Task to complete: What is needed is an exact copy of all the data.

************

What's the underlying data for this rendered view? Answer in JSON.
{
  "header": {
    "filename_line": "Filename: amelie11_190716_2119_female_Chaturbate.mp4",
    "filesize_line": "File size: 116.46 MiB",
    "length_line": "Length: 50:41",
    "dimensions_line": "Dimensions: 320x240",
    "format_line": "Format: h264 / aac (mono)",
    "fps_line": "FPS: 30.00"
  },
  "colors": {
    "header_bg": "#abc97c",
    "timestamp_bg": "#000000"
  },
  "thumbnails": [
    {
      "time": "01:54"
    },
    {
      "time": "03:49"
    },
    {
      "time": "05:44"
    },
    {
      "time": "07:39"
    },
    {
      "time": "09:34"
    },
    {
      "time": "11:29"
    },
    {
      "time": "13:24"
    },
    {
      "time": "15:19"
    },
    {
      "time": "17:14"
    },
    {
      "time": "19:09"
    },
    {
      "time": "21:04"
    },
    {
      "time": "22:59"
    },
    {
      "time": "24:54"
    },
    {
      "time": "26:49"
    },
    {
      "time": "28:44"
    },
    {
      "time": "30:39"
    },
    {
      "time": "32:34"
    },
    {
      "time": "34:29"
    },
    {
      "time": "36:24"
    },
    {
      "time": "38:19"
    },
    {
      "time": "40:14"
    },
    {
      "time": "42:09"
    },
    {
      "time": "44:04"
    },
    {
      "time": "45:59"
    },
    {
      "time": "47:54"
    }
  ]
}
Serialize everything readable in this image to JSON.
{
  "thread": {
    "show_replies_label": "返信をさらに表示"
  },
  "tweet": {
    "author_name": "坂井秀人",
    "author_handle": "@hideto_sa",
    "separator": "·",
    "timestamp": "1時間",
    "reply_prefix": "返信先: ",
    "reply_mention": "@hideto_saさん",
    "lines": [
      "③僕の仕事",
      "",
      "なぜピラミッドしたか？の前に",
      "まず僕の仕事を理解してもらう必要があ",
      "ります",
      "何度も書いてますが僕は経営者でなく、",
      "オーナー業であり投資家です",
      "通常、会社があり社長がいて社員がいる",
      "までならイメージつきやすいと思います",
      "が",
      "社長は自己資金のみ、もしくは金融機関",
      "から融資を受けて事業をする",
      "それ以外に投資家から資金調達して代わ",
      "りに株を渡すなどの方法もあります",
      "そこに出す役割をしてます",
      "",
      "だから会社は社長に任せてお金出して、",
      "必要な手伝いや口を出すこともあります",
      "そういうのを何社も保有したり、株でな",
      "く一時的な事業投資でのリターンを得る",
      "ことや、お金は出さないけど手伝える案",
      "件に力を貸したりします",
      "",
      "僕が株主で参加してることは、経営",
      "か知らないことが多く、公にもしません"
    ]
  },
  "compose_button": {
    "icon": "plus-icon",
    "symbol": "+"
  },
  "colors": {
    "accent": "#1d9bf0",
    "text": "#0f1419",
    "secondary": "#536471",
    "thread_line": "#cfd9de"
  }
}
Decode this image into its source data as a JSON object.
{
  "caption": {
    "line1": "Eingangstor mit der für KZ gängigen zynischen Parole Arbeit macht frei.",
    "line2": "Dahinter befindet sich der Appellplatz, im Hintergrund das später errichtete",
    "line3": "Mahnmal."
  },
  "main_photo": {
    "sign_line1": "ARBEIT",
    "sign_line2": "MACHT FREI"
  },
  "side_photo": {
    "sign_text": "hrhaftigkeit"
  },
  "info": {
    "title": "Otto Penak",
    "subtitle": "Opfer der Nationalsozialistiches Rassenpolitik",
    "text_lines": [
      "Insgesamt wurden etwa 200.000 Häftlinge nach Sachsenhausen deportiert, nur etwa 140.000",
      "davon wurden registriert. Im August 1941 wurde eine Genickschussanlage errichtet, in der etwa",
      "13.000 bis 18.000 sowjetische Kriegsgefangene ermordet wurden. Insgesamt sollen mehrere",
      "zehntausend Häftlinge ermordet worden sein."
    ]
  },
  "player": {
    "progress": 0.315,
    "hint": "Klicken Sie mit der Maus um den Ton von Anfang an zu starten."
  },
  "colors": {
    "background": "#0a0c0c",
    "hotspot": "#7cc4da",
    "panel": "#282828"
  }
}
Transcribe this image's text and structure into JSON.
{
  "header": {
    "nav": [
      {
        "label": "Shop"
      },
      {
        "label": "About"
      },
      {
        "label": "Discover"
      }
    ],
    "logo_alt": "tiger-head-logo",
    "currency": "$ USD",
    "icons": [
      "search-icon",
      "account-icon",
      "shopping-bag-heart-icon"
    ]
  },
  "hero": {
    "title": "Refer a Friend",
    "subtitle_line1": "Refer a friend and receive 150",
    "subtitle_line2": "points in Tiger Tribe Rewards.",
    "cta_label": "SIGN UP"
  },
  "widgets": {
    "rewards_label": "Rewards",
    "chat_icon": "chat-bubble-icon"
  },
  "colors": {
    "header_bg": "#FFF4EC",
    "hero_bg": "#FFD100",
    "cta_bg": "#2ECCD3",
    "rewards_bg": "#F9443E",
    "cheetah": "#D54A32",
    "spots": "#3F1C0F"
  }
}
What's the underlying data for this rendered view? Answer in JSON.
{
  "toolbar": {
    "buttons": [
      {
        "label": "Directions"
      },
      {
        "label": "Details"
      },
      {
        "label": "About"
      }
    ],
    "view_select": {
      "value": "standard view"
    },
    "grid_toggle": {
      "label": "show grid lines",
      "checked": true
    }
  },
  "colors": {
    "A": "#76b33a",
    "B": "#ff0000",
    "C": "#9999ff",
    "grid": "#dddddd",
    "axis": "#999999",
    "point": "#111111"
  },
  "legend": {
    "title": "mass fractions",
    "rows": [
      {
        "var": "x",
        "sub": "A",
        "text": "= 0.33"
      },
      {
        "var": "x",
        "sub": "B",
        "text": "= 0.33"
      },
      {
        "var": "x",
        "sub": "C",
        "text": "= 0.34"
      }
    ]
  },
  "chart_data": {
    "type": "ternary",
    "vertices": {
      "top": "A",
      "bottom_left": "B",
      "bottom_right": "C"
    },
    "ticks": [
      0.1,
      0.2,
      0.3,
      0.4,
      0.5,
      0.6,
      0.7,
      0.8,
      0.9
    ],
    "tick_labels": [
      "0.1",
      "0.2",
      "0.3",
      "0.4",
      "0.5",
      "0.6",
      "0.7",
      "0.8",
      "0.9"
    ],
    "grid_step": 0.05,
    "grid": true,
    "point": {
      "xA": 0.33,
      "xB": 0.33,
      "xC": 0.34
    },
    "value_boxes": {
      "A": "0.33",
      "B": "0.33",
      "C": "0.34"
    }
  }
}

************

Reply to the task:
What's the underlying data for this rendered view? Answer in JSON.
{
  "header": {
    "filename_line": "Filename: amelie11_190716_2119_female_Chaturbate.mp4",
    "filesize_line": "File size: 116.46 MiB",
    "length_line": "Length: 50:41",
    "dimensions_line": "Dimensions: 320x240",
    "format_line": "Format: h264 / aac (mono)",
    "fps_line": "FPS: 30.00"
  },
  "colors": {
    "header_bg": "#abc97c",
    "timestamp_bg": "#000000"
  },
  "thumbnails": [
    {
      "time": "01:54"
    },
    {
      "time": "03:49"
    },
    {
      "time": "05:44"
    },
    {
      "time": "07:39"
    },
    {
      "time": "09:34"
    },
    {
      "time": "11:29"
    },
    {
      "time": "13:24"
    },
    {
      "time": "15:19"
    },
    {
      "time": "17:14"
    },
    {
      "time": "19:09"
    },
    {
      "time": "21:04"
    },
    {
      "time": "22:59"
    },
    {
      "time": "24:54"
    },
    {
      "time": "26:49"
    },
    {
      "time": "28:44"
    },
    {
      "time": "30:39"
    },
    {
      "time": "32:34"
    },
    {
      "time": "34:29"
    },
    {
      "time": "36:24"
    },
    {
      "time": "38:19"
    },
    {
      "time": "40:14"
    },
    {
      "time": "42:09"
    },
    {
      "time": "44:04"
    },
    {
      "time": "45:59"
    },
    {
      "time": "47:54"
    }
  ]
}
Serialize everything readable in this image to JSON.
{
  "thread": {
    "show_replies_label": "返信をさらに表示"
  },
  "tweet": {
    "author_name": "坂井秀人",
    "author_handle": "@hideto_sa",
    "separator": "·",
    "timestamp": "1時間",
    "reply_prefix": "返信先: ",
    "reply_mention": "@hideto_saさん",
    "lines": [
      "③僕の仕事",
      "",
      "なぜピラミッドしたか？の前に",
      "まず僕の仕事を理解してもらう必要があ",
      "ります",
      "何度も書いてますが僕は経営者でなく、",
      "オーナー業であり投資家です",
      "通常、会社があり社長がいて社員がいる",
      "までならイメージつきやすいと思います",
      "が",
      "社長は自己資金のみ、もしくは金融機関",
      "から融資を受けて事業をする",
      "それ以外に投資家から資金調達して代わ",
      "りに株を渡すなどの方法もあります",
      "そこに出す役割をしてます",
      "",
      "だから会社は社長に任せてお金出して、",
      "必要な手伝いや口を出すこともあります",
      "そういうのを何社も保有したり、株でな",
      "く一時的な事業投資でのリターンを得る",
      "ことや、お金は出さないけど手伝える案",
      "件に力を貸したりします",
      "",
      "僕が株主で参加してることは、経営",
      "か知らないことが多く、公にもしません"
    ]
  },
  "compose_button": {
    "icon": "plus-icon",
    "symbol": "+"
  },
  "colors": {
    "accent": "#1d9bf0",
    "text": "#0f1419",
    "secondary": "#536471",
    "thread_line": "#cfd9de"
  }
}
Decode this image into its source data as a JSON object.
{
  "caption": {
    "line1": "Eingangstor mit der für KZ gängigen zynischen Parole Arbeit macht frei.",
    "line2": "Dahinter befindet sich der Appellplatz, im Hintergrund das später errichtete",
    "line3": "Mahnmal."
  },
  "main_photo": {
    "sign_line1": "ARBEIT",
    "sign_line2": "MACHT FREI"
  },
  "side_photo": {
    "sign_text": "hrhaftigkeit"
  },
  "info": {
    "title": "Otto Penak",
    "subtitle": "Opfer der Nationalsozialistiches Rassenpolitik",
    "text_lines": [
      "Insgesamt wurden etwa 200.000 Häftlinge nach Sachsenhausen deportiert, nur etwa 140.000",
      "davon wurden registriert. Im August 1941 wurde eine Genickschussanlage errichtet, in der etwa",
      "13.000 bis 18.000 sowjetische Kriegsgefangene ermordet wurden. Insgesamt sollen mehrere",
      "zehntausend Häftlinge ermordet worden sein."
    ]
  },
  "player": {
    "progress": 0.315,
    "hint": "Klicken Sie mit der Maus um den Ton von Anfang an zu starten."
  },
  "colors": {
    "background": "#0a0c0c",
    "hotspot": "#7cc4da",
    "panel": "#282828"
  }
}
Transcribe this image's text and structure into JSON.
{
  "header": {
    "nav": [
      {
        "label": "Shop"
      },
      {
        "label": "About"
      },
      {
        "label": "Discover"
      }
    ],
    "logo_alt": "tiger-head-logo",
    "currency": "$ USD",
    "icons": [
      "search-icon",
      "account-icon",
      "shopping-bag-heart-icon"
    ]
  },
  "hero": {
    "title": "Refer a Friend",
    "subtitle_line1": "Refer a friend and receive 150",
    "subtitle_line2": "points in Tiger Tribe Rewards.",
    "cta_label": "SIGN UP"
  },
  "widgets": {
    "rewards_label": "Rewards",
    "chat_icon": "chat-bubble-icon"
  },
  "colors": {
    "header_bg": "#FFF4EC",
    "hero_bg": "#FFD100",
    "cta_bg": "#2ECCD3",
    "rewards_bg": "#F9443E",
    "cheetah": "#D54A32",
    "spots": "#3F1C0F"
  }
}
What's the underlying data for this rendered view? Answer in JSON.
{
  "toolbar": {
    "buttons": [
      {
        "label": "Directions"
      },
      {
        "label": "Details"
      },
      {
        "label": "About"
      }
    ],
    "view_select": {
      "value": "standard view"
    },
    "grid_toggle": {
      "label": "show grid lines",
      "checked": true
    }
  },
  "colors": {
    "A": "#76b33a",
    "B": "#ff0000",
    "C": "#9999ff",
    "grid": "#dddddd",
    "axis": "#999999",
    "point": "#111111"
  },
  "legend": {
    "title": "mass fractions",
    "rows": [
      {
        "var": "x",
        "sub": "A",
        "text": "= 0.33"
      },
      {
        "var": "x",
        "sub": "B",
        "text": "= 0.33"
      },
      {
        "var": "x",
        "sub": "C",
        "text": "= 0.34"
      }
    ]
  },
  "chart_data": {
    "type": "ternary",
    "vertices": {
      "top": "A",
      "bottom_left": "B",
      "bottom_right": "C"
    },
    "ticks": [
      0.1,
      0.2,
      0.3,
      0.4,
      0.5,
      0.6,
      0.7,
      0.8,
      0.9
    ],
    "tick_labels": [
      "0.1",
      "0.2",
      "0.3",
      "0.4",
      "0.5",
      "0.6",
      "0.7",
      "0.8",
      "0.9"
    ],
    "grid_step": 0.05,
    "grid": true,
    "point": {
      "xA": 0.33,
      "xB": 0.33,
      "xC": 0.34
    },
    "value_boxes": {
      "A": "0.33",
      "B": "0.33",
      "C": "0.34"
    }
  }
}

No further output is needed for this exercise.